It is pertinent to note that many Courts have ruled in favour of the assessee after taking into consideration the plausible explanations given by the assessee rebutting the presumption created against them. For instance, in the case of CIT v. Raj Pal Singh Ram 4 , a paper was seized from the respondent’s business premises which contained details of the amount advanced to various persons and the interest earned thereon. It also contained the dates along with the amounts and therefore, the Assessing Officer had added the principal amount as also the interest as income from undisclosed sources based on the presumption under Section 132(4A) of the IT Act. The Tribunal, on considering the detailed explanations given by the assessee rebutting the presumptions, was however satisfied that the assessee had discharged his burden in proving that there was no connect between him and the documents found in the searched premises and that both the Assessing Officer and the first appellate authority were at fault in making the addition without considering the explanations made by the assessee.

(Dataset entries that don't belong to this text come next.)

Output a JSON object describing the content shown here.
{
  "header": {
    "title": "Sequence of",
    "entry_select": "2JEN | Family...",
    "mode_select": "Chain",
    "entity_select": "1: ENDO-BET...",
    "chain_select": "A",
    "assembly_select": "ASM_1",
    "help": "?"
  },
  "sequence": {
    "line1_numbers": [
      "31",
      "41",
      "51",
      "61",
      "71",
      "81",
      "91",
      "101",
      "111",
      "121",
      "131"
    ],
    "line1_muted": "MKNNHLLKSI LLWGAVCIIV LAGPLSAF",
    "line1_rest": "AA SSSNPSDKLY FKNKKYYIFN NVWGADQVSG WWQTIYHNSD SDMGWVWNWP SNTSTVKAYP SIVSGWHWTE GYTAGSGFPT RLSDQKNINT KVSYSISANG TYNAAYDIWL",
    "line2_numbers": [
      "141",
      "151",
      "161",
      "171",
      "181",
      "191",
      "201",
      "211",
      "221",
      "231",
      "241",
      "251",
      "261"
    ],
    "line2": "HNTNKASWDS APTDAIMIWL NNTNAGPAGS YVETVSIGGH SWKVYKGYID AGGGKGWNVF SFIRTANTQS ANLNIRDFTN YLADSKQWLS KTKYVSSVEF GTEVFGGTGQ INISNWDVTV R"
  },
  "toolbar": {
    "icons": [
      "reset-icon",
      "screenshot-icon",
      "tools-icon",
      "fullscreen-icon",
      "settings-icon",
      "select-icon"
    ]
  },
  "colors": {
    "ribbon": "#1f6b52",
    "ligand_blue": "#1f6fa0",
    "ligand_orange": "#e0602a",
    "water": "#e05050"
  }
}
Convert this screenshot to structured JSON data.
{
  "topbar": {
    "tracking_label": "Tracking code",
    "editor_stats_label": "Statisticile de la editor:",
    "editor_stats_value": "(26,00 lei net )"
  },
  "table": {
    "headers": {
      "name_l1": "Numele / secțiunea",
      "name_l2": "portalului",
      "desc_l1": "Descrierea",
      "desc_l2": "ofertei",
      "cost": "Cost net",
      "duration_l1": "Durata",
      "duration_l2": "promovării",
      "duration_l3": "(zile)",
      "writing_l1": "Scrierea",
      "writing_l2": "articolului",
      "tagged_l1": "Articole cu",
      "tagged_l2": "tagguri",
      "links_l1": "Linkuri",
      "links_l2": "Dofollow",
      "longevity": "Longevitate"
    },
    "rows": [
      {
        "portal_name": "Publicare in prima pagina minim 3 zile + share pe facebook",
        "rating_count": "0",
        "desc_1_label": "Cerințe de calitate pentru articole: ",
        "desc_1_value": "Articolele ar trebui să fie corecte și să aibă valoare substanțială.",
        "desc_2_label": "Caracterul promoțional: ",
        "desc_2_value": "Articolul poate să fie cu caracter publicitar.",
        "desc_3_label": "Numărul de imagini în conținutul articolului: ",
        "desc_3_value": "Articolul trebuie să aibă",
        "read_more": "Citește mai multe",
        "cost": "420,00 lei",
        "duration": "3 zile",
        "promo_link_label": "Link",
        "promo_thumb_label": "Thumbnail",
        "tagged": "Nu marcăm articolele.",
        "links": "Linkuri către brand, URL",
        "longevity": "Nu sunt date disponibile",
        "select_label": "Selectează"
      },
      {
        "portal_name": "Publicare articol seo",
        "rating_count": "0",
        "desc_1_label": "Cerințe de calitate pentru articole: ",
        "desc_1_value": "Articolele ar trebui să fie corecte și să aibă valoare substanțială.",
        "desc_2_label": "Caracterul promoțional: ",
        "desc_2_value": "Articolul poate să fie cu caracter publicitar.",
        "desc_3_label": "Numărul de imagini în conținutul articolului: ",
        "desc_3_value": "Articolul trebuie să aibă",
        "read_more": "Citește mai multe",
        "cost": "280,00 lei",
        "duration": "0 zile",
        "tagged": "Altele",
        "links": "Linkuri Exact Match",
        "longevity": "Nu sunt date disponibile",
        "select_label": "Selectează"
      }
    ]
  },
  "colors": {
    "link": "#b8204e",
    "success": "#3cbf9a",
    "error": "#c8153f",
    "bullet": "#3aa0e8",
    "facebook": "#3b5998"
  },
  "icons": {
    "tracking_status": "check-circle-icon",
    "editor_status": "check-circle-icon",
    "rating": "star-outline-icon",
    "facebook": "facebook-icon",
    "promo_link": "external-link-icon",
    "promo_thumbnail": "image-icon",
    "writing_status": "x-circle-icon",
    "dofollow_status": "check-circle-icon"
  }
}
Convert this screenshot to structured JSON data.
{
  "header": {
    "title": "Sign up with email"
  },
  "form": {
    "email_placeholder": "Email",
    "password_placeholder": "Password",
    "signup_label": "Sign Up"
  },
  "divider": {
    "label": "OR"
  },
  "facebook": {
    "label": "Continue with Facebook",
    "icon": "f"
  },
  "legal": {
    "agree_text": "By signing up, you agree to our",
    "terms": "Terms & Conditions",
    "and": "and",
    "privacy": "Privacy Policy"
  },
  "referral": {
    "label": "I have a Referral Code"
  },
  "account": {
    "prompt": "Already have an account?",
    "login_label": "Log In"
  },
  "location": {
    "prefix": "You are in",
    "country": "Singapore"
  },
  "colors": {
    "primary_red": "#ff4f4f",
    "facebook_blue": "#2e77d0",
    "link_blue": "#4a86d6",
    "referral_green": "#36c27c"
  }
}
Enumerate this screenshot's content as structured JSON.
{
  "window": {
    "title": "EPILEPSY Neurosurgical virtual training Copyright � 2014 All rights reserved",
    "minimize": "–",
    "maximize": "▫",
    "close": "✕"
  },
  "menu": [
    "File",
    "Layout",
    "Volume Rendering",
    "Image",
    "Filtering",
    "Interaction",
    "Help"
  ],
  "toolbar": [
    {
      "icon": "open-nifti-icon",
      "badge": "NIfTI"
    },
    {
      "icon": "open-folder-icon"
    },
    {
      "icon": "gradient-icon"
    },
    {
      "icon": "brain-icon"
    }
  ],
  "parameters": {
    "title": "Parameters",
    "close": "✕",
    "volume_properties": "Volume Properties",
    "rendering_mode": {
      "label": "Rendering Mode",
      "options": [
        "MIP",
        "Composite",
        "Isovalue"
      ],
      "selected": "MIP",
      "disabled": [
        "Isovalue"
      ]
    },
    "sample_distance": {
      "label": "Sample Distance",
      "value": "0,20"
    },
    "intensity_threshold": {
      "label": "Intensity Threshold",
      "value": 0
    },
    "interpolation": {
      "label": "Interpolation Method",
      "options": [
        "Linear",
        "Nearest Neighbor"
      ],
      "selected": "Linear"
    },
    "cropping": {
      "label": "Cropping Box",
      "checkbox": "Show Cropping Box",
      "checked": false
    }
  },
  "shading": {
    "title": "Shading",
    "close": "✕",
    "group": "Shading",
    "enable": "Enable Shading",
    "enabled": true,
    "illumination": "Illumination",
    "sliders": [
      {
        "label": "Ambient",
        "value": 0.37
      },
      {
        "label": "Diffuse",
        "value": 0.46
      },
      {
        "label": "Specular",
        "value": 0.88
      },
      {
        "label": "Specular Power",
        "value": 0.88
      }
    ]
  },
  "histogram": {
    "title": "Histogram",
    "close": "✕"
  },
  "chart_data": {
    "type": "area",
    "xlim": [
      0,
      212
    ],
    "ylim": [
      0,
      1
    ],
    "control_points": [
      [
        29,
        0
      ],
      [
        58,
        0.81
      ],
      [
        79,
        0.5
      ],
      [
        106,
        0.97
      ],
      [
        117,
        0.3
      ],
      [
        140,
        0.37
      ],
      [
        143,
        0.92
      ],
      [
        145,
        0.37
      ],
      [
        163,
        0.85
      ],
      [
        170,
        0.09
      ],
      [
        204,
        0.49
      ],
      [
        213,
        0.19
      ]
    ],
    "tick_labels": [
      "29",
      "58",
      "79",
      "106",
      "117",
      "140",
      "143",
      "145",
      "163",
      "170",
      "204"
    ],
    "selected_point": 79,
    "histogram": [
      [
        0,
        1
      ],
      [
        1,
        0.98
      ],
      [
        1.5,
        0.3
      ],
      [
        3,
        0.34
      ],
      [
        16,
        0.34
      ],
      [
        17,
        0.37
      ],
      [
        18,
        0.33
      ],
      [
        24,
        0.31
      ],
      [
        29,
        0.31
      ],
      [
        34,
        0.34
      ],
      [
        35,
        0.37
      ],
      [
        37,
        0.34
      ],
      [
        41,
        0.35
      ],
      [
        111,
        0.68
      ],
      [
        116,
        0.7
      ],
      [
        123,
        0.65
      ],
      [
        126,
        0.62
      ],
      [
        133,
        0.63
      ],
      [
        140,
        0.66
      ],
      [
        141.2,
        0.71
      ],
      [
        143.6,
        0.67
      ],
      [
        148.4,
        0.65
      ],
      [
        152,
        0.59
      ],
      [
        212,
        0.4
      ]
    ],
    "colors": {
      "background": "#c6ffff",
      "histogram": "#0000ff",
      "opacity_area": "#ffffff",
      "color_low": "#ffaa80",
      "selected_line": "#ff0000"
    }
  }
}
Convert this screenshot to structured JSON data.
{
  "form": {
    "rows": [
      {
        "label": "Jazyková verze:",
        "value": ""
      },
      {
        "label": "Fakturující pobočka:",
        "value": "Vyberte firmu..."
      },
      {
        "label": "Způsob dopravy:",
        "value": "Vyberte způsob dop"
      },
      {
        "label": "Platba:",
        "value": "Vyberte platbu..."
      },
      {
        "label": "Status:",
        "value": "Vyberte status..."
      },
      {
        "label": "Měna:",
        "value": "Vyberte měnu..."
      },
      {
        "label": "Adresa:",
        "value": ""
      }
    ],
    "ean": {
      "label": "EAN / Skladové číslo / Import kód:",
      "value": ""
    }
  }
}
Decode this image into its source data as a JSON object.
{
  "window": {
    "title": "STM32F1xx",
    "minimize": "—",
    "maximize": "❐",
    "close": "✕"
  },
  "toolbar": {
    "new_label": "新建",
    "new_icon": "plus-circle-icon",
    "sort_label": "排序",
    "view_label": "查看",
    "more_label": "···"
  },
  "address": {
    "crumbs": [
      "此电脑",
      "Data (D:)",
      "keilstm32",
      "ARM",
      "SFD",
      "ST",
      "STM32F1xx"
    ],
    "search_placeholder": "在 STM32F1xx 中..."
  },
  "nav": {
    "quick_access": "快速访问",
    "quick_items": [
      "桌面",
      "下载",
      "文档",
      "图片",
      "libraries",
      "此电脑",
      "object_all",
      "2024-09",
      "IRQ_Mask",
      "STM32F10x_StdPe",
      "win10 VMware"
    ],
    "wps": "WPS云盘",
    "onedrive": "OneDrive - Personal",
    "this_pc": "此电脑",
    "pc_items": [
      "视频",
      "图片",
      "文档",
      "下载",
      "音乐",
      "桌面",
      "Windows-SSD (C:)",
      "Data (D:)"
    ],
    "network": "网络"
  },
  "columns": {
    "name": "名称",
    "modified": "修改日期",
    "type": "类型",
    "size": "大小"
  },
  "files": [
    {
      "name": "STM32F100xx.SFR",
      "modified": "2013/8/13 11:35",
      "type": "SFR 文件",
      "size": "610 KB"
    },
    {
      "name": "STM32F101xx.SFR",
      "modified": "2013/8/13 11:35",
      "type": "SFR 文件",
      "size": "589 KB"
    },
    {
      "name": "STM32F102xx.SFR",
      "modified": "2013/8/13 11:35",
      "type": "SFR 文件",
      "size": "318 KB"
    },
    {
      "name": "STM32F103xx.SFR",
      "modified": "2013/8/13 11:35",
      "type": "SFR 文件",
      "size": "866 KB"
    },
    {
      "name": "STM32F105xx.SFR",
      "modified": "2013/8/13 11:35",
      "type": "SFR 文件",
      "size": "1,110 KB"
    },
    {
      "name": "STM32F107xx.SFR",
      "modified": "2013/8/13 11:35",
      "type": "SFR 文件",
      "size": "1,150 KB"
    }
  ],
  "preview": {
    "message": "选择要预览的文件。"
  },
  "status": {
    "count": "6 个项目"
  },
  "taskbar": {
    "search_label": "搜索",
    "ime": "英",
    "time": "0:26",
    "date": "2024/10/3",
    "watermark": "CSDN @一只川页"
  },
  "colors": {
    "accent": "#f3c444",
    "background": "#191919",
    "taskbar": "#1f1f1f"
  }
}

In a judgement of the Delhi High Court in the case of CIT v. Naresh Kumar Aggarwala 5 , some documents with respect to purchase of property for a consideration was found in a search conducted and a presumption was framed by the Assessing Officer under Section 132(4A) of the IT Act. In this case, the Delhi High Court ruled in favour of the department distinguishing the Allahabad High Court judgement in the case of Raj Pal Singh Ram on the ground that unlike in the latter’s case, the assessee in the present case did not make any effort to rebut the presumption by giving plausible explanation. The Court further held that a letter submitted by the assessee without any proper explanation to disprove the presumption cannot be considered as reasonable and therefore, upheld the addition made by the Assessing Officer, thus reversing the order of the Tribunal.

This being the position, the author is of the humble opinion that the view taken by the Allahabad High Court in Ajay Gupta may not be correct and is likely to be challenged in due course.

This view taken by the Court seems to put forth that the onus to prove that the documents seized belongs to the assessee is on the department and not vice versa. This may not be the correct position for the reason that the presumption provided in the statute is a rebuttable presumption, to be rebutted by the assessee. It is for the assessee to come forward and explain as to why the documents found during search should not be associated with him/her. While the assessee did mention in the statement which was recorded by the Investigating officer that he had no knowledge about the papers or the names mentioned in the papers, this cannot be considered as a plausible rebuttal to the presumption formed by the Assessing Officer.

The author is of the view that the burden to prove will be shifted to the department only when an assessee has proven beyond doubt that the presumptions framed against him are incorrect. A mere statement of denial will not shift the onus.


If the view taken by the Allahabad High Court is to be accepted, then it will plant a seed in every assessee’s mind that mere denial of knowledge of the documents found during search without any reasonable explanation to deny the same would be sufficient to obtain a free pass from the addition being made unless proven by the department. If this being the case, the purpose of inserting sub-section 4A into the Act will fail since the onus to prove that the document belongs to the person searched would again fall on the department as it existed prior to the amendment.

[The author is a Senior Associate in Direct Tax Team, Lakshmikumaran & Sridharan Attorneys, Chennai]

Endnotes :

  1. Ajay Gupta v. Commissioner of Income Tax, TS-732-HC-2019 (All.).
  2. Inserted by Taxation Law (Amendment) Act, 1975 with effect from 01-10-1975.
  3. Chuharmal v. CIT, (1988) 172 ITR 250 (SC).
  4. CIT v. Raj Pal Singh Ram, [2007] 288 ITR 498 (All.).
  5. CIT v. Naresh Kumar Aggarwala, [2011] 331 ITR 510 (Delhi).

Browse articles